Photons can now be emitted one at a time, an advance towards
quantum computers and cryptography
A tiny disc that emits light in an orderly procession of single photons, and
with no background noise, has been created.
The "photon turnstile" could ultimately transmit the keys to secret codes
safely past prying eyes or help computer scientists exploit the strange
laws of quantum mechanics.
Researchers have long tried to develop devices that emit one photon at
a time. In September, researchers reported that a single molecule could
do the trick. But the material surrounding the molecule produced a lot of
noise - an unwanted second photon popped out about 20% of the time.
However, the new semiconductor disc, made by a team from the
University of California, Santa Barbara, avoids this problem. "Our
principle improvement is that we were able to remove this background,"
says applied physicist Atac Imamoglu.
Imamoglu and colleagues embedded a "quantum dot" inside a
200-nanometer-thick disc of gallium arsenide. The dot is a dab of indium
arsenide less than 50 nanometres across and 3 nanometres thick. They
cooled the device to about 25 Kelvin and shone pulses of laser light on it.
The light sent electrons cruising through the gallium arsenide. These left
behind vacancies or "holes" that acted like positive charges floating
through the disk. An electron-hole pair would quickly settle onto the
quantum dot, where they would recombine to give off one photon of a
In the meantime, all the other electron-hole pairs would annihilate in
ways that produce no light, or light of the wrong wavelength. In this way,
the researchers obtained precisely one of the desired photons per laser
Extraneous photons didn't crop up because the disk was so small,
Imamoglu says. "The microdisc helps by reducing the volume of material

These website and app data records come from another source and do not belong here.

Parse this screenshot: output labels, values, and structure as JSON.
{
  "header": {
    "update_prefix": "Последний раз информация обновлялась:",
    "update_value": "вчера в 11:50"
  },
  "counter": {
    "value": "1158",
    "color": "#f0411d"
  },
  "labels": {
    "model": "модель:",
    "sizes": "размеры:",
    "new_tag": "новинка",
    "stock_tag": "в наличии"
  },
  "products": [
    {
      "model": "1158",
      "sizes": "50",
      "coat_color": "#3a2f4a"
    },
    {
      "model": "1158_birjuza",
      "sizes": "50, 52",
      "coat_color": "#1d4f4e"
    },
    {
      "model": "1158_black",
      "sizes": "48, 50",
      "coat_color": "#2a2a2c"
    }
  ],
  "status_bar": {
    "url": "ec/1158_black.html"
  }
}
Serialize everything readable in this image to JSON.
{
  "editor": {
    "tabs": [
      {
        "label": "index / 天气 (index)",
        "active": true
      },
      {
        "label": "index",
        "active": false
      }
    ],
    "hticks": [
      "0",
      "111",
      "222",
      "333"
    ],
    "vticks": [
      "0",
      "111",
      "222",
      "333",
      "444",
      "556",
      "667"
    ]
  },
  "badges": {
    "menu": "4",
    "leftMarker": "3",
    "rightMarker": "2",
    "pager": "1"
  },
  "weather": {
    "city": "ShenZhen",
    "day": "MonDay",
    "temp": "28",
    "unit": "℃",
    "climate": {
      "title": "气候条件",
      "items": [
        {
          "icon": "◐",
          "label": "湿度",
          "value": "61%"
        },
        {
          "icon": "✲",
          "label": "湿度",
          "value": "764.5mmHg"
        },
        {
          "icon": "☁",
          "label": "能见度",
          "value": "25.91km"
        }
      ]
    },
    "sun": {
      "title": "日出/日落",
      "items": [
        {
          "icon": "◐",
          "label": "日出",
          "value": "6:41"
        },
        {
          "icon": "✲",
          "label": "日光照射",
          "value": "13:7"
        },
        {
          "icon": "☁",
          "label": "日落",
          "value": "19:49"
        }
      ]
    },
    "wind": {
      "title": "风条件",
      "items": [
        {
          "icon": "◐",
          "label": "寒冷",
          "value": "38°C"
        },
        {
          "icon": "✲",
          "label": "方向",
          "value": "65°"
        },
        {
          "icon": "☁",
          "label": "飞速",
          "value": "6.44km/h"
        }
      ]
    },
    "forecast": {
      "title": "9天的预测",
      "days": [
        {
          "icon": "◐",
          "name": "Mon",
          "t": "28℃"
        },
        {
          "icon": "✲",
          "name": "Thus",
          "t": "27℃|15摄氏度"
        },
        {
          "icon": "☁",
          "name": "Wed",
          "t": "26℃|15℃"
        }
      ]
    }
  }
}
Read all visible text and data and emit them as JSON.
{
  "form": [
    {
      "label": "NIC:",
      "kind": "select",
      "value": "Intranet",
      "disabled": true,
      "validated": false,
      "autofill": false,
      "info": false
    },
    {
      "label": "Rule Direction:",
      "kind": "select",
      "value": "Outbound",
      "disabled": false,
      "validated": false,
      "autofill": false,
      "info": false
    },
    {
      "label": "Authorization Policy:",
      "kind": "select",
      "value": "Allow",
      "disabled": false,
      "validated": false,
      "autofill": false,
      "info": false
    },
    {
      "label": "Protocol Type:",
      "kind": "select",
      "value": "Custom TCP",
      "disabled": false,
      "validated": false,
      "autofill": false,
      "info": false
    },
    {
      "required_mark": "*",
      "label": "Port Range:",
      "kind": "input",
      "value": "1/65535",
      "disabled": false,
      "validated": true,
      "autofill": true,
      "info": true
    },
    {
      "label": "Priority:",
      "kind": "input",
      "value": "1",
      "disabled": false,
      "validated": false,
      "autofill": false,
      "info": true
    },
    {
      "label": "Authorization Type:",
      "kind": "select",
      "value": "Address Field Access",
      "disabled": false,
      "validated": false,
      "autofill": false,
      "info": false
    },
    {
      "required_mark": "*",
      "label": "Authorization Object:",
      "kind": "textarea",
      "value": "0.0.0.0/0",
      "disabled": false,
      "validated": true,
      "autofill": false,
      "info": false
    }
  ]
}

that is excited and thereby reducing the background," he says.
Keys and Q-bits
A stream of single photons could safely transmit code keys because a
spy would have to measure each photon. According to the laws of
quantum mechanics, this would alter its state, says team member
Christoph Milcher, now at the University of Bremen, in Germany. "You
can send a key with single photons so that no-one else can detect it
without you knowing," he says.
Two photons might also be joined through a process called
entanglement, Imamoglu says, to form a logic bit that can be 0, 1, or
0-and-1 at the same time. Such "q-bits" are essential for quantum
But currently, Imamoglu and colleagues capture only one in every
10,000 single-photon pulses. They hope to adjust the shape of their tiny
device to quickly raise that to a more practical one in every 100.